- **Goal of the exercise**:
Find and copy each line of the data that includes "Луганський".

- **Given data**:
[Start of section]
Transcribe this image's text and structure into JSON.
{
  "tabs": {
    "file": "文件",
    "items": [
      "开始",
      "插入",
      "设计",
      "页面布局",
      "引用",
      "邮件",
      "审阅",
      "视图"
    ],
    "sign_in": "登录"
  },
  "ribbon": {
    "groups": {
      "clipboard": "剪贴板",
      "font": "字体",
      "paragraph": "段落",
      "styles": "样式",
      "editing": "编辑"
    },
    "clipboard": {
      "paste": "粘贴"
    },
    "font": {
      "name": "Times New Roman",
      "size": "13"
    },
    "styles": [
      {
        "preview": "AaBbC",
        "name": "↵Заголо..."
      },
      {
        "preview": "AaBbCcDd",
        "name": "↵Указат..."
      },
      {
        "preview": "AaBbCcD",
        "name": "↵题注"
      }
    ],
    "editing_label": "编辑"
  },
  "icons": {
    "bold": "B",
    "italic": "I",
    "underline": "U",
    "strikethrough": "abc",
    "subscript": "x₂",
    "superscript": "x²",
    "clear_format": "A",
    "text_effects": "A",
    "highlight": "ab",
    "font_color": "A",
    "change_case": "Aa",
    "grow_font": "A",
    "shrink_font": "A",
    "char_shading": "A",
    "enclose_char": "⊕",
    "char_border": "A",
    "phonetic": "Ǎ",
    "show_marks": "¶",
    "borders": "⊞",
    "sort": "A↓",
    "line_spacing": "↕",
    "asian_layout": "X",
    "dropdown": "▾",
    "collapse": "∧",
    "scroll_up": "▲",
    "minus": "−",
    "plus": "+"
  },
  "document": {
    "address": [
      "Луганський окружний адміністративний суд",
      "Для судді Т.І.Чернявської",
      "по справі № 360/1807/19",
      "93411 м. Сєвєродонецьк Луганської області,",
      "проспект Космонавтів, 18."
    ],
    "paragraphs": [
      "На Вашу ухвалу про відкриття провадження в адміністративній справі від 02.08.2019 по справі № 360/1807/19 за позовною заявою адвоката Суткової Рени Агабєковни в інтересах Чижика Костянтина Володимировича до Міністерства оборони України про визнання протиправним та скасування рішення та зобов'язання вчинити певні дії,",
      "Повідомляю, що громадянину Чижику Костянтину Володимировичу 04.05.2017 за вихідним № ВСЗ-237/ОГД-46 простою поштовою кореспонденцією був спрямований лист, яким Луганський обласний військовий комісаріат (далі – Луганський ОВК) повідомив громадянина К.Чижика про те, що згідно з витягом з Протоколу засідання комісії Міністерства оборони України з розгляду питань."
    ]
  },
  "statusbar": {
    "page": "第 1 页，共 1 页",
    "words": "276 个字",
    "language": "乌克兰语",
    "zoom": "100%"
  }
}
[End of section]
- **Your response**:
      "Луганський окружний адміністративний суд",
      "Повідомляю, що громадянину Чижику Костянтину Володимировичу 04.05.2017 за вихідним № ВСЗ-237/ОГД-46 простою поштовою кореспонденцією був спрямований лист, яким Луганський обласний військовий комісаріат (далі – Луганський ОВК) повідомив громадянина К.Чижика про те, що згідно з витягом з Протоколу засідання комісії Міністерства оборони України з розгляду питань."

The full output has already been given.